In early March 2016, the San Francisco Board of Supervisors voted to put a city charter amendment on the June ballot, which, if passed, would hugely increase the affordable-housing contributions (in money or in affordable units built) required of developers of projects of 25+ units. Obviously, this would affect the financial equation for builders in the city. The question is will it affect their motivation to build so much as to significantly impact new home construction (market rate and affordable) in San Francisco. If you are interested, the city’s chief economist, Ted Egan, wrote a detailed report on the issue: Economic Impact Report

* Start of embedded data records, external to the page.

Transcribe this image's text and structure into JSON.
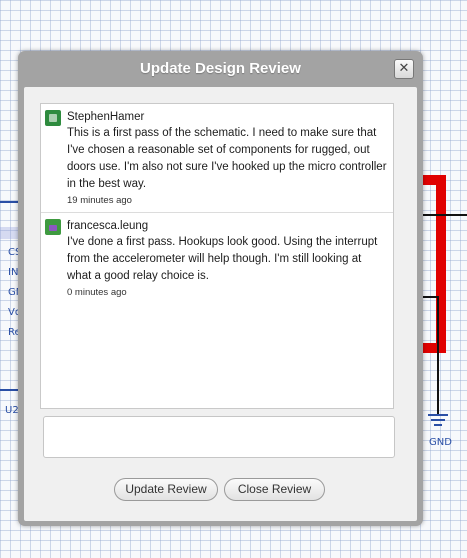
{
  "dialog": {
    "title": "Update Design Review",
    "close_symbol": "✕",
    "close_icon": "close-icon"
  },
  "comments": [
    {
      "author": "StephenHamer",
      "avatar_icon": "user-avatar-icon",
      "text": "This is a first pass of the schematic. I need to make sure that I've chosen a reasonable set of components for rugged, out doors use. I'm also not sure I've hooked up the micro controller in the best way.",
      "time": "19 minutes ago"
    },
    {
      "author": "francesca.leung",
      "avatar_icon": "user-avatar-icon",
      "text": "I've done a first pass. Hookups look good. Using the interrupt from the accelerometer will help though. I'm still looking at what a good relay choice is.",
      "time": "0 minutes ago"
    }
  ],
  "reply": {
    "value": "",
    "placeholder": ""
  },
  "buttons": {
    "update_label": "Update Review",
    "close_label": "Close Review"
  },
  "schematic": {
    "pins": [
      "CS",
      "INT",
      "GN",
      "Vd",
      "Re"
    ],
    "chip_name": "U2",
    "u_label": "U",
    "gnd_label": "GND"
  },
  "colors": {
    "dialog_frame": "#a3a3a3",
    "wire_red": "#e00000",
    "schematic_blue": "#2a4fa6"
  }
}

New housing construction is very sensitive to major economic, political and even environmental events (i.e. natural disasters), so simply because something is in the pipeline doesn’t mean it will be completed as planned within the time frame contemplated. First of all, plans are constantly being changed just in the normal course of things. And if a big financial or real estate market correction (or crash) occurs, as happened in late 2008, projects in process can come to a grinding halt, and new projects substantially altered, delayed or abandoned. Because the timeline in San Francisco can run 3 to 6+ years from initial filing with Planning to construction completion, developers and their lenders make enormous financial bets on what the future will look like. Timing is everything in real estate development, and can make the difference between large profits and bankruptcy. When the music stops – which it always does sooner or later, though the time range of opportunity can vary greatly – not everyone will find a chair to sit down in. That especially applies to those who over-leveraged their projects.
As a side note, big Chinese developers have been investing in both large residential and commercial real estate development projects in the Bay Area, and, according to reports, continue to aggressively seek additional opportunities. Though very significant – constituting billions of dollars in investment – these projects do not constitute the greater part of Bay Area development.
Other reports you might find interesting can be found here: